### [What you should do]
Keep each line of the material that includes "Gradle", and leave out the rest.

━━━━

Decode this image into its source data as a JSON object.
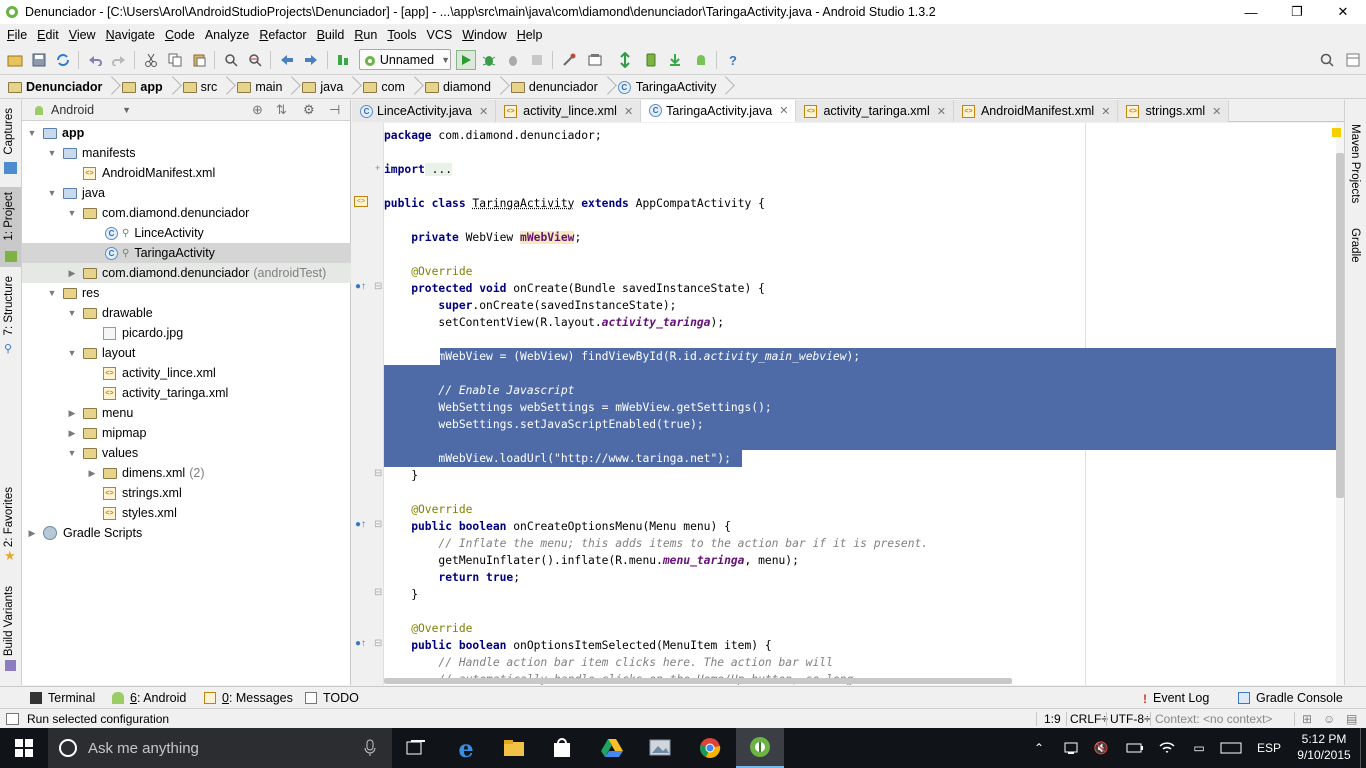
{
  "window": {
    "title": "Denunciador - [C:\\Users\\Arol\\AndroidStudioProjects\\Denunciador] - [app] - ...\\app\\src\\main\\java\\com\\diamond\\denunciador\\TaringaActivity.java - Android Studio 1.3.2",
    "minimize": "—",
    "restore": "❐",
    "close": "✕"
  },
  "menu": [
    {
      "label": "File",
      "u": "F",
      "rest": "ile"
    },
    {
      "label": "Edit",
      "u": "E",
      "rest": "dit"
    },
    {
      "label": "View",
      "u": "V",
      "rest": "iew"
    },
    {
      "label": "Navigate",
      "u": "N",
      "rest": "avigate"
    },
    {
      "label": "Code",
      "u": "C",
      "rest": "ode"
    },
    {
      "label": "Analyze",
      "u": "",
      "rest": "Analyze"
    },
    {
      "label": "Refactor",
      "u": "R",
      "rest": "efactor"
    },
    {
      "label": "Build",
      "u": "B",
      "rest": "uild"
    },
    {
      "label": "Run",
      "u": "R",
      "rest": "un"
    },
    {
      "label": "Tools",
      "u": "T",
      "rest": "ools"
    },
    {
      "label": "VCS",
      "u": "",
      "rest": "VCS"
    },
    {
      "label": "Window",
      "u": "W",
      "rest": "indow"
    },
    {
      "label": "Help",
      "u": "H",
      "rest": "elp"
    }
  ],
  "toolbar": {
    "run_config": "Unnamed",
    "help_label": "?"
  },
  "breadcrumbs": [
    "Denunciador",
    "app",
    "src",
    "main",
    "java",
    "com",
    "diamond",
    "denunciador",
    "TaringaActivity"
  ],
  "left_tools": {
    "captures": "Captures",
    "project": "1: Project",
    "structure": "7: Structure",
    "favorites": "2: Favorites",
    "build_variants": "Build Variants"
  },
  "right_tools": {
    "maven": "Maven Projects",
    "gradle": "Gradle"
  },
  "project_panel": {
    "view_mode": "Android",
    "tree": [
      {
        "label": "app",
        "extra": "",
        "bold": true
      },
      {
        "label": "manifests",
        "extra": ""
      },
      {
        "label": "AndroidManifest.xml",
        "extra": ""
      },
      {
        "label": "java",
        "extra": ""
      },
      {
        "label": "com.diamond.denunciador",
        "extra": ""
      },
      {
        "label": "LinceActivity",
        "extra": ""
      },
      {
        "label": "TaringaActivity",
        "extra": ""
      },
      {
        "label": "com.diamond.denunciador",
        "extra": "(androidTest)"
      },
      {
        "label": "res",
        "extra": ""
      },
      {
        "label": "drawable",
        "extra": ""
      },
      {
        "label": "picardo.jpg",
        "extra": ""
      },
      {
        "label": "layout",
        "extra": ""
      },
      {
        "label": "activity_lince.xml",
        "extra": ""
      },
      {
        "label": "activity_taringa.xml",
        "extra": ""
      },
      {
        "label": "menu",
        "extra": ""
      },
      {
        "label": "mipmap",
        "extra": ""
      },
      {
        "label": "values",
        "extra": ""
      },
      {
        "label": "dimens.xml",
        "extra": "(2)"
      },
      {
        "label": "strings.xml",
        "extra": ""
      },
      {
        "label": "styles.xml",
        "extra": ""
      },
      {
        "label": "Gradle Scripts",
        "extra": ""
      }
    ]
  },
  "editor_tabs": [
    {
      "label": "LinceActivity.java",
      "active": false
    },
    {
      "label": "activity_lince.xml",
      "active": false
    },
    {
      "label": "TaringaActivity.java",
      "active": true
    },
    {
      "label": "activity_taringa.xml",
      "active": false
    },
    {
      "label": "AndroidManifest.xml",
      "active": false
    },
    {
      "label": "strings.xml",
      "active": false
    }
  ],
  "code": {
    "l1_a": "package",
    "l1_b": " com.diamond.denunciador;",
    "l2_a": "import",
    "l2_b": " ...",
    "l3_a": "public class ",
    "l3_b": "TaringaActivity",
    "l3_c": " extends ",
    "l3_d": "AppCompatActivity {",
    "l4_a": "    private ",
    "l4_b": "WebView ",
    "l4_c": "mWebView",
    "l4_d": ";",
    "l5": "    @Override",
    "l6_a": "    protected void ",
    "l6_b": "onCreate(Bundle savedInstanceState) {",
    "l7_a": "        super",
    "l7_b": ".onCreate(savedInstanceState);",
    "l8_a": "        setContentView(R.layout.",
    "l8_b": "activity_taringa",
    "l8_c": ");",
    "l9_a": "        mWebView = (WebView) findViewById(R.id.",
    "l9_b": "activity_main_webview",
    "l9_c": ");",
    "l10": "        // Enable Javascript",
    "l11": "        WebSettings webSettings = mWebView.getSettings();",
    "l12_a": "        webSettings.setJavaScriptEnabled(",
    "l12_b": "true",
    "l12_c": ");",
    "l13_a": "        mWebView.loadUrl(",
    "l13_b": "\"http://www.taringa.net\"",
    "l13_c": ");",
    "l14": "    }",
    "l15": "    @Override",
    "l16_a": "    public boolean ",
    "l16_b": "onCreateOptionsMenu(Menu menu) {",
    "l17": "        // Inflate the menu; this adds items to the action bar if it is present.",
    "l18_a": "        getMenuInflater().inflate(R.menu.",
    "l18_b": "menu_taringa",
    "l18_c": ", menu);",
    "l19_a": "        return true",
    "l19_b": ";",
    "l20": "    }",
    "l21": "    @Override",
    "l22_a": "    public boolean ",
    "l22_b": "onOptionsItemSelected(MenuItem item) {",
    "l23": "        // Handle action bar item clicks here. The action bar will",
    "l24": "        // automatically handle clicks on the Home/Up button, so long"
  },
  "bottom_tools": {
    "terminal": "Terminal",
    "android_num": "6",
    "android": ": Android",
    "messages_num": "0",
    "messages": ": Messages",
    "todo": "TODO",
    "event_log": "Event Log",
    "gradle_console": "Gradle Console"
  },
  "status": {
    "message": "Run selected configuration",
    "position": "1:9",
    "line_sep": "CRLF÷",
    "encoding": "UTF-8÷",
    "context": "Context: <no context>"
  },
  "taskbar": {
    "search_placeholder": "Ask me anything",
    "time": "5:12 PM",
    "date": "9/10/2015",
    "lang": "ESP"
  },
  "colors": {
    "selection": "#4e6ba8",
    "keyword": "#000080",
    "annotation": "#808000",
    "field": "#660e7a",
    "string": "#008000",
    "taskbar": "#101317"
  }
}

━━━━

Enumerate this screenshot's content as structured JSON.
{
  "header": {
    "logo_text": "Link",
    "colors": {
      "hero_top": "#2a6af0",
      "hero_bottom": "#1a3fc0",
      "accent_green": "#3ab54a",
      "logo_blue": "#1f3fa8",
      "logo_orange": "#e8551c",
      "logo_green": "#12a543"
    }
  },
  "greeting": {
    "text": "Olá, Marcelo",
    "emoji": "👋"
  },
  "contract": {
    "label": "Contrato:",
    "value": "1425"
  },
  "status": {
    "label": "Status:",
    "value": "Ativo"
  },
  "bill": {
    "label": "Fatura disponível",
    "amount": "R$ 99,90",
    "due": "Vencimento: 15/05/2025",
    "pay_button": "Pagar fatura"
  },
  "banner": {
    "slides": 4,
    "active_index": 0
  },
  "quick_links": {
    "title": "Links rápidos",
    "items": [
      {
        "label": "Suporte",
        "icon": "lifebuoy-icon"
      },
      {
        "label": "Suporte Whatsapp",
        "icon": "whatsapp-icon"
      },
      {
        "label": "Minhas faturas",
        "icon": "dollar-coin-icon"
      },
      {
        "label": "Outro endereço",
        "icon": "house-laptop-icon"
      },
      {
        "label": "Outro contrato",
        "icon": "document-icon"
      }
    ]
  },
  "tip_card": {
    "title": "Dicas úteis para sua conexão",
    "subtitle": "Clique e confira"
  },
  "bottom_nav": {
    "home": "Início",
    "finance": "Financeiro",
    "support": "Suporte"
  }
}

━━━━

### [Task output]
    "gradle": "Gradle"
        "label": "Gradle Scripts",
    "gradle_console": "Gradle Console"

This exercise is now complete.